Exercise aim -
Whatever appears in the listing, return all of it exactly.
#### Data shown ####
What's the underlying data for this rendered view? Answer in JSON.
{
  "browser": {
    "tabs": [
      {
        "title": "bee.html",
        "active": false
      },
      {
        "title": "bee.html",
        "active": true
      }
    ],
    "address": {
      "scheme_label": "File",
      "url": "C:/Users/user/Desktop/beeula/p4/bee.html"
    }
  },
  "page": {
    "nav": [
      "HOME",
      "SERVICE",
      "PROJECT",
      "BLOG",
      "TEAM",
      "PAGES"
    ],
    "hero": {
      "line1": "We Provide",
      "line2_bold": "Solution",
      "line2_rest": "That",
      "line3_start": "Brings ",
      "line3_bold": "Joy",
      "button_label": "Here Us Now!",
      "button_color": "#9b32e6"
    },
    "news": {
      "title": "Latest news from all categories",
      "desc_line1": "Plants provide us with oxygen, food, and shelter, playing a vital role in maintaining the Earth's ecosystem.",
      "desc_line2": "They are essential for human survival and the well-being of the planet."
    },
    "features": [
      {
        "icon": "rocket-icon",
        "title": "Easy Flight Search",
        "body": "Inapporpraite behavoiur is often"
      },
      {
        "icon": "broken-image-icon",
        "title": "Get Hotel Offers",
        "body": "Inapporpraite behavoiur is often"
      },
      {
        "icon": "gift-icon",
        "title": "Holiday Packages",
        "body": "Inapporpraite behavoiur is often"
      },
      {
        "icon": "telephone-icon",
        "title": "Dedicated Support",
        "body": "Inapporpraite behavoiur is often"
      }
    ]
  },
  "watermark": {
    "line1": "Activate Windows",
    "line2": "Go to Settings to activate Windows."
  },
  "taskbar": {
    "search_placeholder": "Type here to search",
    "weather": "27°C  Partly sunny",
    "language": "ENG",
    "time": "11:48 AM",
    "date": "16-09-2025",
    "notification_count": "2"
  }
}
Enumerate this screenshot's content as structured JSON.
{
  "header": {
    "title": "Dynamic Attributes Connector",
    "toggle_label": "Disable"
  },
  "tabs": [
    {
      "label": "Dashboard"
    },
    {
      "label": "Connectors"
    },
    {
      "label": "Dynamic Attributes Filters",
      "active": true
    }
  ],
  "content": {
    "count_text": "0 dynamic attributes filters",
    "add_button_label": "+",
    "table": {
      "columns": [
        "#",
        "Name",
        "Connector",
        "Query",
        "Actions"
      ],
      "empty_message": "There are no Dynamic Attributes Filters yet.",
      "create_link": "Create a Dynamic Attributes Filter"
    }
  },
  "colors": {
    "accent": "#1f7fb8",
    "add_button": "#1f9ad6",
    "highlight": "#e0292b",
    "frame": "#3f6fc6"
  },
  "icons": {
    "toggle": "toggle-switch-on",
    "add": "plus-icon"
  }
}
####
Exercise output -
What's the underlying data for this rendered view? Answer in JSON.
{
  "browser": {
    "tabs": [
      {
        "title": "bee.html",
        "active": false
      },
      {
        "title": "bee.html",
        "active": true
      }
    ],
    "address": {
      "scheme_label": "File",
      "url": "C:/Users/user/Desktop/beeula/p4/bee.html"
    }
  },
  "page": {
    "nav": [
      "HOME",
      "SERVICE",
      "PROJECT",
      "BLOG",
      "TEAM",
      "PAGES"
    ],
    "hero": {
      "line1": "We Provide",
      "line2_bold": "Solution",
      "line2_rest": "That",
      "line3_start": "Brings ",
      "line3_bold": "Joy",
      "button_label": "Here Us Now!",
      "button_color": "#9b32e6"
    },
    "news": {
      "title": "Latest news from all categories",
      "desc_line1": "Plants provide us with oxygen, food, and shelter, playing a vital role in maintaining the Earth's ecosystem.",
      "desc_line2": "They are essential for human survival and the well-being of the planet."
    },
    "features": [
      {
        "icon": "rocket-icon",
        "title": "Easy Flight Search",
        "body": "Inapporpraite behavoiur is often"
      },
      {
        "icon": "broken-image-icon",
        "title": "Get Hotel Offers",
        "body": "Inapporpraite behavoiur is often"
      },
      {
        "icon": "gift-icon",
        "title": "Holiday Packages",
        "body": "Inapporpraite behavoiur is often"
      },
      {
        "icon": "telephone-icon",
        "title": "Dedicated Support",
        "body": "Inapporpraite behavoiur is often"
      }
    ]
  },
  "watermark": {
    "line1": "Activate Windows",
    "line2": "Go to Settings to activate Windows."
  },
  "taskbar": {
    "search_placeholder": "Type here to search",
    "weather": "27°C  Partly sunny",
    "language": "ENG",
    "time": "11:48 AM",
    "date": "16-09-2025",
    "notification_count": "2"
  }
}
Enumerate this screenshot's content as structured JSON.
{
  "header": {
    "title": "Dynamic Attributes Connector",
    "toggle_label": "Disable"
  },
  "tabs": [
    {
      "label": "Dashboard"
    },
    {
      "label": "Connectors"
    },
    {
      "label": "Dynamic Attributes Filters",
      "active": true
    }
  ],
  "content": {
    "count_text": "0 dynamic attributes filters",
    "add_button_label": "+",
    "table": {
      "columns": [
        "#",
        "Name",
        "Connector",
        "Query",
        "Actions"
      ],
      "empty_message": "There are no Dynamic Attributes Filters yet.",
      "create_link": "Create a Dynamic Attributes Filter"
    }
  },
  "colors": {
    "accent": "#1f7fb8",
    "add_button": "#1f9ad6",
    "highlight": "#e0292b",
    "frame": "#3f6fc6"
  },
  "icons": {
    "toggle": "toggle-switch-on",
    "add": "plus-icon"
  }
}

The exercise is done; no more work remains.